Given records =>
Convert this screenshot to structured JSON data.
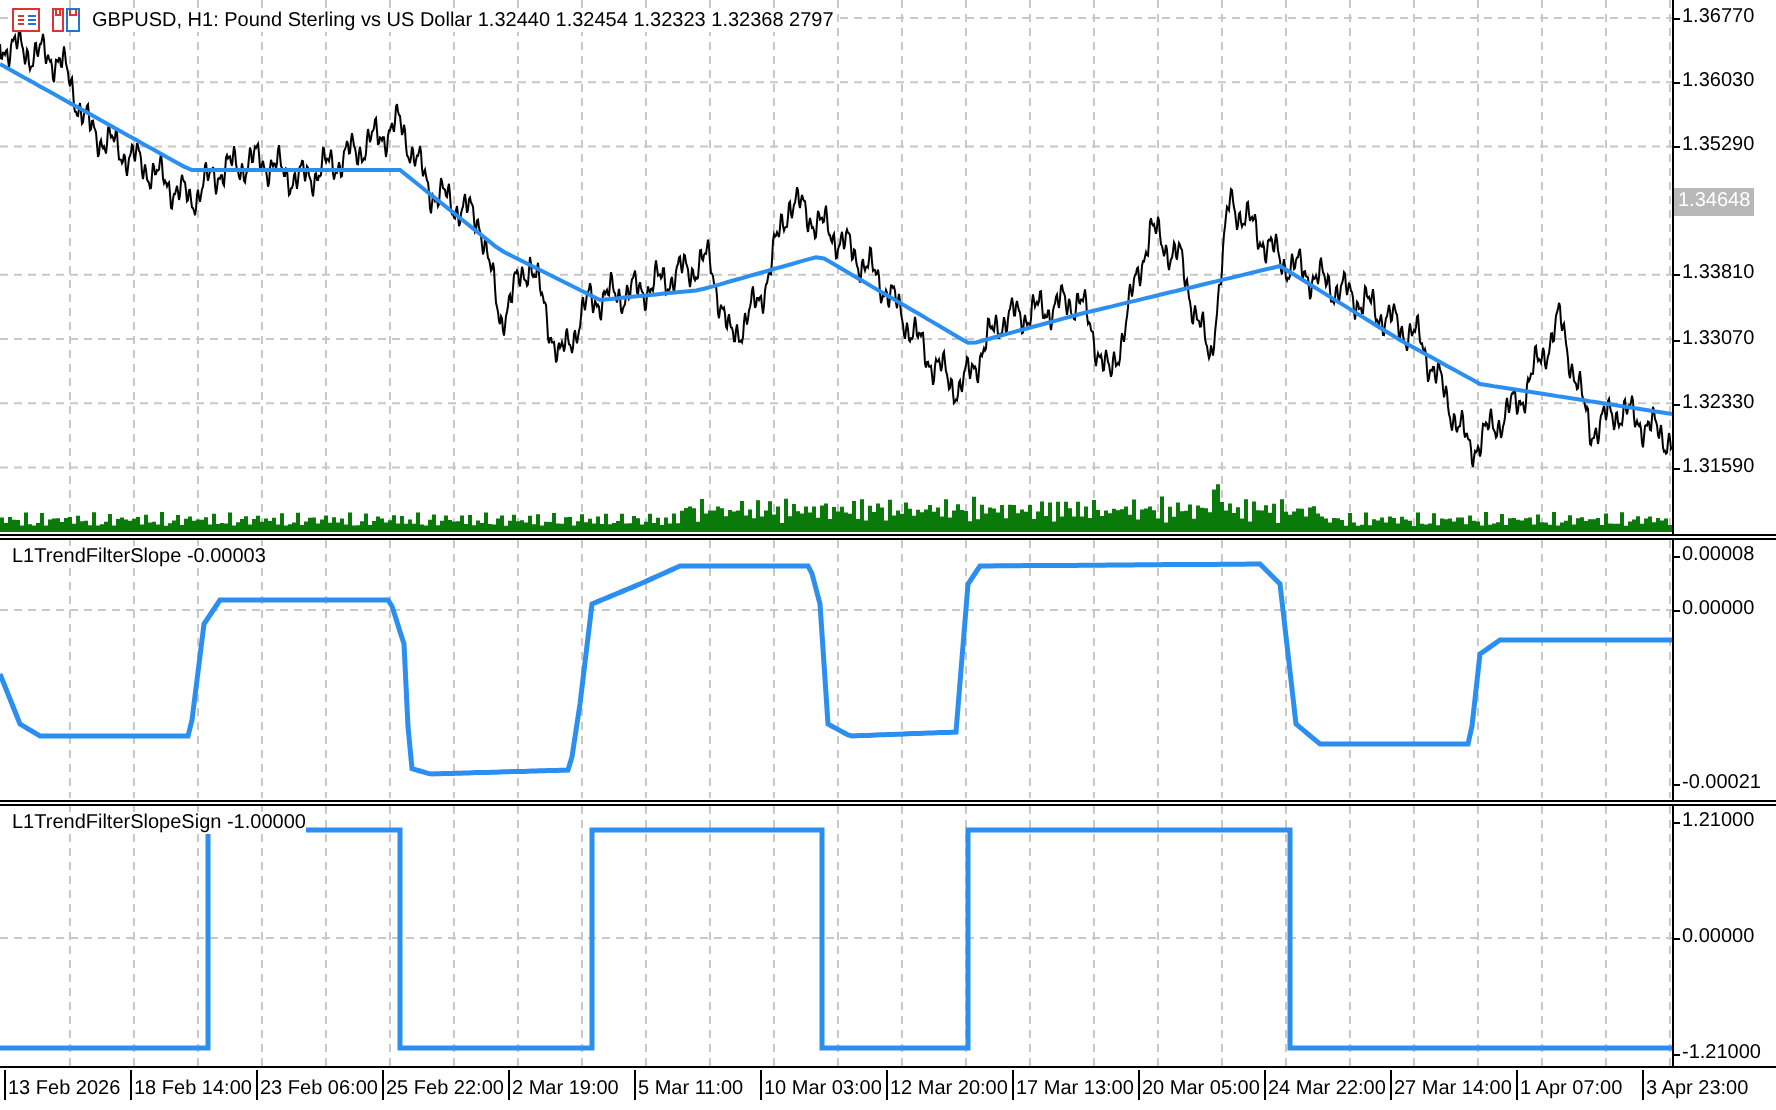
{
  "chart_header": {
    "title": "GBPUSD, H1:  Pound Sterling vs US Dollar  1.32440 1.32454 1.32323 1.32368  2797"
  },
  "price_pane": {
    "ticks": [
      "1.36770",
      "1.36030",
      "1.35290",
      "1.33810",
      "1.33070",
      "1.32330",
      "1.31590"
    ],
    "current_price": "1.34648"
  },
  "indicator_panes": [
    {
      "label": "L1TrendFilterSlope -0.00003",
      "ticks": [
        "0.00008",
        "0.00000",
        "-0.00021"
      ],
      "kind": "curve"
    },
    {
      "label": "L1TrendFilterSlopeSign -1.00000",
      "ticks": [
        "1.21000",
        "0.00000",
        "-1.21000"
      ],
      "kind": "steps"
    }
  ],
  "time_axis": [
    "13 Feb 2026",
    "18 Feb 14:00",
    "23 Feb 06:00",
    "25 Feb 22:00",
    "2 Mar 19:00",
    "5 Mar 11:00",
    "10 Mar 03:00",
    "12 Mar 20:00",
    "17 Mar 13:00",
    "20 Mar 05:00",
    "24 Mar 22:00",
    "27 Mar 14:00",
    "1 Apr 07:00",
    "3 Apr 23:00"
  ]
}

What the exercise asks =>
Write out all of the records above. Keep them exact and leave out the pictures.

Output of the exercise =>
Convert this screenshot to structured JSON data.
{
  "chart_header": {
    "title": "GBPUSD, H1:  Pound Sterling vs US Dollar  1.32440 1.32454 1.32323 1.32368  2797"
  },
  "price_pane": {
    "ticks": [
      "1.36770",
      "1.36030",
      "1.35290",
      "1.33810",
      "1.33070",
      "1.32330",
      "1.31590"
    ],
    "current_price": "1.34648"
  },
  "indicator_panes": [
    {
      "label": "L1TrendFilterSlope -0.00003",
      "ticks": [
        "0.00008",
        "0.00000",
        "-0.00021"
      ],
      "kind": "curve"
    },
    {
      "label": "L1TrendFilterSlopeSign -1.00000",
      "ticks": [
        "1.21000",
        "0.00000",
        "-1.21000"
      ],
      "kind": "steps"
    }
  ],
  "time_axis": [
    "13 Feb 2026",
    "18 Feb 14:00",
    "23 Feb 06:00",
    "25 Feb 22:00",
    "2 Mar 19:00",
    "5 Mar 11:00",
    "10 Mar 03:00",
    "12 Mar 20:00",
    "17 Mar 13:00",
    "20 Mar 05:00",
    "24 Mar 22:00",
    "27 Mar 14:00",
    "1 Apr 07:00",
    "3 Apr 23:00"
  ]
}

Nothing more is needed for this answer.